Van Haren says language is seen as the biggest barrier. “But they don’t need to worry – most people in Holland speak English and our whole study programme is English.”
Marcus Burnett, educational counsellor and UK and Ireland manager for Laureate Hospitality Education, agrees. “The idea of language being a problem is a myth as so many European universities have subjects taught entirely in English.”
Having an international educational counsellor based in the UK can be a great relief to students and their parents in the early stages, he adds. “That’s my role and it involves liaising with both parents and students to allay any fears they have.”
Meanwhile, the University of Groningen in the Netherlands boasts a Study Support Office, with courses geared specifically towards international students. “We realise international students have different needs and problems from our domestic students,” explains spokesperson Maarten Dikhoff.
“They are far away from home and will run into things like culture shock, homesickness and difficulties with the differences in education systems.
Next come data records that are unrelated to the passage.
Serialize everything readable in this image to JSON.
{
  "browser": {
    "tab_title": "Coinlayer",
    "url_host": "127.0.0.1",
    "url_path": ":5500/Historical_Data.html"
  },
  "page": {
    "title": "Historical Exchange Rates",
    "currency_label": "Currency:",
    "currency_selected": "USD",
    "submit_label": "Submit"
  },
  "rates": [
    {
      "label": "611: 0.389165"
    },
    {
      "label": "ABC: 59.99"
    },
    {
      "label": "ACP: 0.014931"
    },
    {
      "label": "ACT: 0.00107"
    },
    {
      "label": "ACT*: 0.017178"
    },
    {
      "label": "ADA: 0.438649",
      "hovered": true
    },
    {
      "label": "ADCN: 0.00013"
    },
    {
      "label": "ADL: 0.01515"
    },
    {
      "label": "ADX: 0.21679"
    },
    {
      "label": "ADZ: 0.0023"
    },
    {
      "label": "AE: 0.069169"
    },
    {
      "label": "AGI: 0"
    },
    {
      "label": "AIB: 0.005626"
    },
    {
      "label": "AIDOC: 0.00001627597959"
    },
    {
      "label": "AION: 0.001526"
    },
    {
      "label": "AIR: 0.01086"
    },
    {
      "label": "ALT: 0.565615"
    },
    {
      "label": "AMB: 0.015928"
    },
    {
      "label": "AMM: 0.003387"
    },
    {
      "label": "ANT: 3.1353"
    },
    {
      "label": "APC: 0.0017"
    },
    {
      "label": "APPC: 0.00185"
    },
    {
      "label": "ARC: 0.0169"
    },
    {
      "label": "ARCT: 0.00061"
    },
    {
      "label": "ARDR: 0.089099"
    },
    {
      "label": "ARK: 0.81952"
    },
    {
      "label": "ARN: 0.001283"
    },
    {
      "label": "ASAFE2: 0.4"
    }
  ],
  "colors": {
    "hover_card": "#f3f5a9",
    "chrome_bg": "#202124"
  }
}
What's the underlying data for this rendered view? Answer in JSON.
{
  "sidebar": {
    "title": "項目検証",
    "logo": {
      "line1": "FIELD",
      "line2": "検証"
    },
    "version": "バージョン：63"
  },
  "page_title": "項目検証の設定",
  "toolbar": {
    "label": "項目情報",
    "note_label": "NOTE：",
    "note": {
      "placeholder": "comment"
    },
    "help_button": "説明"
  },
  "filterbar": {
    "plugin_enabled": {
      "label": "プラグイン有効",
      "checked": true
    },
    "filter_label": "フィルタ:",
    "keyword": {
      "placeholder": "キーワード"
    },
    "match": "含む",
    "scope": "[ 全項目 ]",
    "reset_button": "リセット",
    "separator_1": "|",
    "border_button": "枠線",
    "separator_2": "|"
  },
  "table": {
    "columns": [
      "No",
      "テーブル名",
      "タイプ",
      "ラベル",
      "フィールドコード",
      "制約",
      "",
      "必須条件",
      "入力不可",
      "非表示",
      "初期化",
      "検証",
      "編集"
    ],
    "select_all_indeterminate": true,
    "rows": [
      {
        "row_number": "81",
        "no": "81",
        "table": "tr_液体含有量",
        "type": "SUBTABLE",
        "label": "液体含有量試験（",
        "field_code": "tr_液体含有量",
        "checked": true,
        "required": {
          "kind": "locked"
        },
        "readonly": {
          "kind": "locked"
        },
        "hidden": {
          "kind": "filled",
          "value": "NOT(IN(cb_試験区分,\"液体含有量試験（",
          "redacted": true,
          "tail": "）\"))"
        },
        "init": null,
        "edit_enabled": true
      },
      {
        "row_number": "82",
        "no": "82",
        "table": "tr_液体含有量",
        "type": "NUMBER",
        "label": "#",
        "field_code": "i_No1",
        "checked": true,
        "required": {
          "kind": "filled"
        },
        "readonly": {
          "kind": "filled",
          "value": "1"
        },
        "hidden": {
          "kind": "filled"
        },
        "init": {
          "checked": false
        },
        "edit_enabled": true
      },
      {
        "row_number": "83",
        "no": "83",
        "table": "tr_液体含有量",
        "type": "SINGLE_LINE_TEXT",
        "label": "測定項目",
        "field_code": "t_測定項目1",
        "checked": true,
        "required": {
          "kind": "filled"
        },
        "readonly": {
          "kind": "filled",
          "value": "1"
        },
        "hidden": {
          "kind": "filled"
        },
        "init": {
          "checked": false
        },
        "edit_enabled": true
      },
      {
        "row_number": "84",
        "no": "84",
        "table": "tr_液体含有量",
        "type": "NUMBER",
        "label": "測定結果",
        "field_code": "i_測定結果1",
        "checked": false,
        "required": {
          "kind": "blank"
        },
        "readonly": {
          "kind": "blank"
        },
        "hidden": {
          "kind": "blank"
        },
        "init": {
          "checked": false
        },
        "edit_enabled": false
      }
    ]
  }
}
So these courses help them out on such issues. Every programme also has a study adviser, who is there to help the student throughout their studies – not just for academic issues, but for personal ones – and we also have student counsellors and a student psychologist for international students.”
The Welcoming Ceremony is especially popular, he says. “It’s an official welcome to our international students and we have an information market, where students can find out information on all sorts of services, and student organisations relating to areas such as study support, doctors, dentists and health insurance. We also offer lectures on studying and living in Gronigen that day. These lectures are presented by someone from our Study Support Office and one or two international students themselves. Right after the ceremony, the International Student Week starts – an introduction week especially for students from abroad to help them settle in.”
For Craig Taylor, 23, who is studying modern global history at Jacobs University, it’s the high ratio of staff to students that has helped him settle in the most. “It means the interaction between professors and students is a lot less formal and a lot more frequent than at UK universities, and that counts for a lot.” As for homesickness, he says that, like many UK students in Europe, “I can fly home on Ryanair for £14 and be home in an hour, so I never have the feeling of being far away.”
For Ritwik Swain, who went to school in St Albans, it was only when his headmaster pointed out a newspaper article about Maastricht University that he considered studying overseas. “It led me to Google other psychology degrees in the Netherlands and I found Gronigen.”
The Dutch emphasise the importance of independent and self-development, he says. “But the university has a student support team, with a great team of counsellors and the other students are so friendly that I can rely on that community to get through anything.”
Vivas points out that knowing what to expect is half the battle. “Homesickness, for example, tends to hit in November. Until then students are running around and excited. But then their mid-term grades are usually not as good as school and it’s getting dark and rainy. But college masters organise cheer-ups and we explain it is normal.” Understanding that there’s flexibility – for example around changing courses if one doesn’t suit you – can also be key to settling in, she adds.
Students thinking of studying in Europe should research as much as they can online, advises Dikhoff – not just the university website, but the Facebook pages and groups.
“Talk to UK students already studying in the country and learn from their experiences and if possible, visit the city and institution. We just had an Open Day, which about 50 UK students and their parents came to.”
Most concerns stem from fear of the unknown, says Rob Maat, manager of international relations at Fontys International Business School in the Netherlands. “The better you inform yourself, the better you’ll feel.”Reuse content